Records drawn from a dataset:

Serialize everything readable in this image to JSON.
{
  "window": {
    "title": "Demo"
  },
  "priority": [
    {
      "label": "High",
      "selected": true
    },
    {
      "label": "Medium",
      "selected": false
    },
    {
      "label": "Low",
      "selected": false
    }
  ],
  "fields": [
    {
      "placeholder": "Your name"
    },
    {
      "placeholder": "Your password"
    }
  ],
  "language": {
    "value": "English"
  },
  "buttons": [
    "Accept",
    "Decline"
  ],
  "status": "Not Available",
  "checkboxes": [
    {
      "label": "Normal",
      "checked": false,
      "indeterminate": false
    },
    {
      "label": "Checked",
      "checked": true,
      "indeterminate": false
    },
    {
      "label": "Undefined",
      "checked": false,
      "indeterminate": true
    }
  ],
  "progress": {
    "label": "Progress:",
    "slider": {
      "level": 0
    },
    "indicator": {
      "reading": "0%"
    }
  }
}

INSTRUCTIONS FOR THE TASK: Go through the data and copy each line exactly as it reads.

RESPONSE TO THE TASK:
Serialize everything readable in this image to JSON.
{
  "window": {
    "title": "Demo"
  },
  "priority": [
    {
      "label": "High",
      "selected": true
    },
    {
      "label": "Medium",
      "selected": false
    },
    {
      "label": "Low",
      "selected": false
    }
  ],
  "fields": [
    {
      "placeholder": "Your name"
    },
    {
      "placeholder": "Your password"
    }
  ],
  "language": {
    "value": "English"
  },
  "buttons": [
    "Accept",
    "Decline"
  ],
  "status": "Not Available",
  "checkboxes": [
    {
      "label": "Normal",
      "checked": false,
      "indeterminate": false
    },
    {
      "label": "Checked",
      "checked": true,
      "indeterminate": false
    },
    {
      "label": "Undefined",
      "checked": false,
      "indeterminate": true
    }
  ],
  "progress": {
    "label": "Progress:",
    "slider": {
      "level": 0
    },
    "indicator": {
      "reading": "0%"
    }
  }
}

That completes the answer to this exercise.